Besides the prospect of a government shutdown or a default on the national debt, the most destructive aspect of the federal budget impasse is the sequester’s damage to basic scientific research, especially biomedical research.
Almost everyone agrees that across-the-board cuts in discretionary spending — which make up just a third of all federal outlays — are a poor substitute for debt reduction that includes entitlement reform.
But the continuing failure to address the debt comprehensively means that the sequester may go on indefinitely.
Many federal agencies undoubtedly can afford a 5 percent haircut without damaging the national interest. But chopping research — already underfunded — is worse than eating the nation’s seed corn. It’s like letting it wither in the fields or feeding it to the pigs.
Even though federally funded research laid the basis for the success of major employers such as Google, Sun Microsystems, Genentech and Cisco, its funding as a percentage of gross domestic product has fallen by more than 30 percent since the mid-1980s.
According to the American Association for the Advancement of Science, the budget sequester is cutting total federal research-and-development funding to below 0.8 percent of GDP, its lowest level in 40 years.
Fifteen years ago, Congress and the Clinton administration temporarily reversed the trend, doubling the budget of the National Institutes of Health in four years. George W. Bush finished the project. But the budget has been flat since 2003.
The combination of inflation plus a $1.6 billion reduction mandated this year by the sequester has cut the NIH’s research power by 20 percent. “We’re being undoubled,” NIH Director Francis Collins told me.
After the doubling, nearly a third of the qualified research ideas submitted to NIH got funded. Now, the number is down to 14 percent — a reduction of nearly 700 this year alone.
The cuts are crippling the biotechnology industry, sacrificing what has been a major U.S. job creator and world leader. They are forcing young scientists we’ve spent a fortune educating to look for other work or go overseas.
Worst of all, they’re going to kill people.
Among its research projects, the NIH has been funding work on a universal flu vaccine that could prevent a pandemic killing millions.
The sequester demands a 5 percent cut across the board at every one of the NIH’s 27 institutes and research centers, including the one concentrating on infectious diseases. So, there’s a slowdown in work on the vaccine.
In a normal year, about 40,000 Americans die from influenza and about 500,000 die worldwide. But the 1918 Spanish flu epidemic may have killed 100 million. In another such outbreak, the toll would be even higher.
Or, take cancer. Thanks in part to NIH-funded research, the U.S. cancer death rate has fallen 15 percent in the past decade and a half, but 580,000 people still die of it annually in this country.
Instead of carpet-bombing all cancers with chemotherapy, surgery and radiation, researchers are using genomics to develop personalized treatments for various kinds of cancer.

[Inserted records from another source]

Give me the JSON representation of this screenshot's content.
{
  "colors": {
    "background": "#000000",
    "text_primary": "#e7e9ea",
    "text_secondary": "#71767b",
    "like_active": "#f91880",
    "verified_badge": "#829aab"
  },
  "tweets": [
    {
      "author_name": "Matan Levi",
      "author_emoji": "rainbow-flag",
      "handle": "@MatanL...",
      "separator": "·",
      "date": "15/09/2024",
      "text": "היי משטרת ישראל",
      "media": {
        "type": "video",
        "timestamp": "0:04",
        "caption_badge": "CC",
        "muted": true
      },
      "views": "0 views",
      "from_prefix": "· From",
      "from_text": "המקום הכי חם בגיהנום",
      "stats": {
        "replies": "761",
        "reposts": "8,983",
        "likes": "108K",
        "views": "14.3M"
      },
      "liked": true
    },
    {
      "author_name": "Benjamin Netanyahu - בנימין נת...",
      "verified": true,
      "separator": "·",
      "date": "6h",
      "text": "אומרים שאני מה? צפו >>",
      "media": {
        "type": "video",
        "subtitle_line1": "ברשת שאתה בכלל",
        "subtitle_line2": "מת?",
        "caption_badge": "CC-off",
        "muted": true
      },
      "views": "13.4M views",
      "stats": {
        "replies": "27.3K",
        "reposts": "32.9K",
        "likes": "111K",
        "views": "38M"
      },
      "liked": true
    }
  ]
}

Now that work has slowed, too, because of cuts at the National Cancer Institute and the National Human Genome Research Institute.
Collins told me he has met with more than 100 members of Congress to plead for an undoing of the sequester. The Senate Democratic budget does it. Collins said that most House Republicans tell him, “‘You’re right, but there’s not much I can do.’” They certainly ought to try.
As Collins says, this could be “the century of biology,” leading to the conquest of major diseases and the development of new energy and food sources. But it won’t be America’s century if the government keeps slashing research.